The Commission unveiled its proposed Solvency II directive on 10 July, introducing a major reform of the supervisory framework for the insurance and reinsurance industries. The proposal was welcomed by large industry players who see it as an opportunity to expand their activities in other European states.
The new Directive proposed by the Commission eyes wide-ranging reforms for insurers and re-insurers. The new rules are set to improve the protection of policyholders and beneficiaries, as well as further to integrate and boost competitiveness of the European insurance market. The Commission expects that mass products in particular, such as motor and household insurances, will become cheaper.
- Economic risk-based solvency requirements
Solvency rules prescribe the minimum of financial resources that insurers and re-insurers must hold in order to cover the risks to which they are liable and withstand adverse events, such as natural catastrophes or serious car accidents. The new system constitutes a move away from a “flat rate” system to a “risk-based approach”. Therefore, the minimum financial resource requirement will depend on the level of risk taken on by insurers.
The 20 largest insurance groups account for more than 50% of the market. They usually have more diversified risks, as they operate different types of insurance as well as across borders. Therefore, major players, such as Allianz, Axa, Aviva and Swiss Re, are most likely to reap the benefits of the new calculation for the capital requirements and free up surplus capital.
Moreover, the new calculus also takes into account the risk level of insurers’ investments undertaken, as well as credit and operational risk, which affect insurers’ solvency.
The new system also includes an “early-warning mechanism”, in which supervisors will take action when an insurer’s resources hit a certain threshold, but before they fall under the minimum capital requirement, when an insurer’s liabilities are transferred and the business closed. The new regime seeks to avoid scandals such as the recent Equitable Life case (EURACTIV 19/06/07).

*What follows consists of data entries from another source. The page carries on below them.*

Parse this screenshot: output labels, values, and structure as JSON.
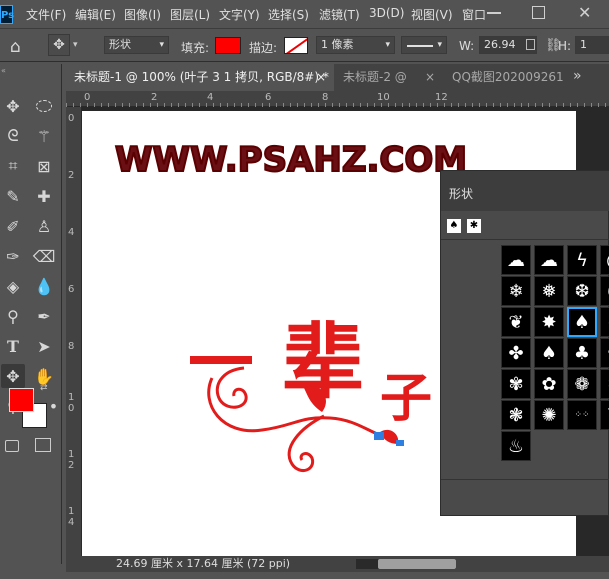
{
  "menubar": {
    "logo": "Ps",
    "items": [
      "文件(F)",
      "编辑(E)",
      "图像(I)",
      "图层(L)",
      "文字(Y)",
      "选择(S)",
      "滤镜(T)",
      "3D(D)",
      "视图(V)",
      "窗口"
    ]
  },
  "options": {
    "mode": "形状",
    "fill_label": "填充:",
    "fill_color": "#ff0000",
    "stroke_label": "描边:",
    "stroke_width": "1 像素",
    "width_label": "W:",
    "width_value": "26.94",
    "height_label": "H:",
    "height_value": "1"
  },
  "tabs": [
    {
      "label": "未标题-1 @ 100% (叶子 3 1 拷贝, RGB/8#) *",
      "close": "×",
      "active": true
    },
    {
      "label": "未标题-2 @",
      "close": "×",
      "active": false
    },
    {
      "label": "QQ截图202009261",
      "close": "",
      "active": false
    }
  ],
  "tabs_more": "»",
  "ruler": {
    "h_ticks": [
      "0",
      "2",
      "4",
      "6",
      "8",
      "10",
      "12"
    ],
    "v_ticks": [
      "0",
      "2",
      "4",
      "6",
      "8",
      "1\n0",
      "1\n2",
      "1\n4"
    ]
  },
  "canvas": {
    "watermark": "WWW.PSAHZ.COM",
    "chars": [
      "一",
      "辈",
      "子"
    ]
  },
  "status": {
    "doc_size": "24.69 厘米 x 17.64 厘米 (72 ppi)"
  },
  "shape_panel": {
    "title": "形状",
    "shapes": [
      "cloud",
      "cloud-outline",
      "lightning",
      "swirl",
      "snowflake-1",
      "snowflake-2",
      "snowflake-3",
      "curl",
      "leaf-1",
      "maple-leaf",
      "leaf-selected",
      "leaf-4",
      "leaf-5",
      "leaf-6",
      "leaf-7",
      "leaf-8",
      "flower-1",
      "flower-2",
      "flower-3",
      "flower-4",
      "flower-5",
      "flower-6",
      "dots",
      "grass",
      "grass-2"
    ]
  },
  "colors": {
    "foreground": "#ff0000",
    "background": "#ffffff",
    "selection": "#31a8ff",
    "watermark": "#6a0f14",
    "artwork": "#e21b1b"
  }
}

- New supervisory system
Solvency II foresees extending the role of supervisory authorities to not only calculate the appropriate capital requirement level for insurances, but also assess their quality of risk management.
Another important innovation is the strengthening of the role of the group supervisor, with the insurer’s home-country supervisor taking a lead, with whom the group supervisor, however, will also work in close co-operation.
- Increased transparency
The new Directive will set out standards for the disclosure of information, which will be available to policyholders and investors and public authorities.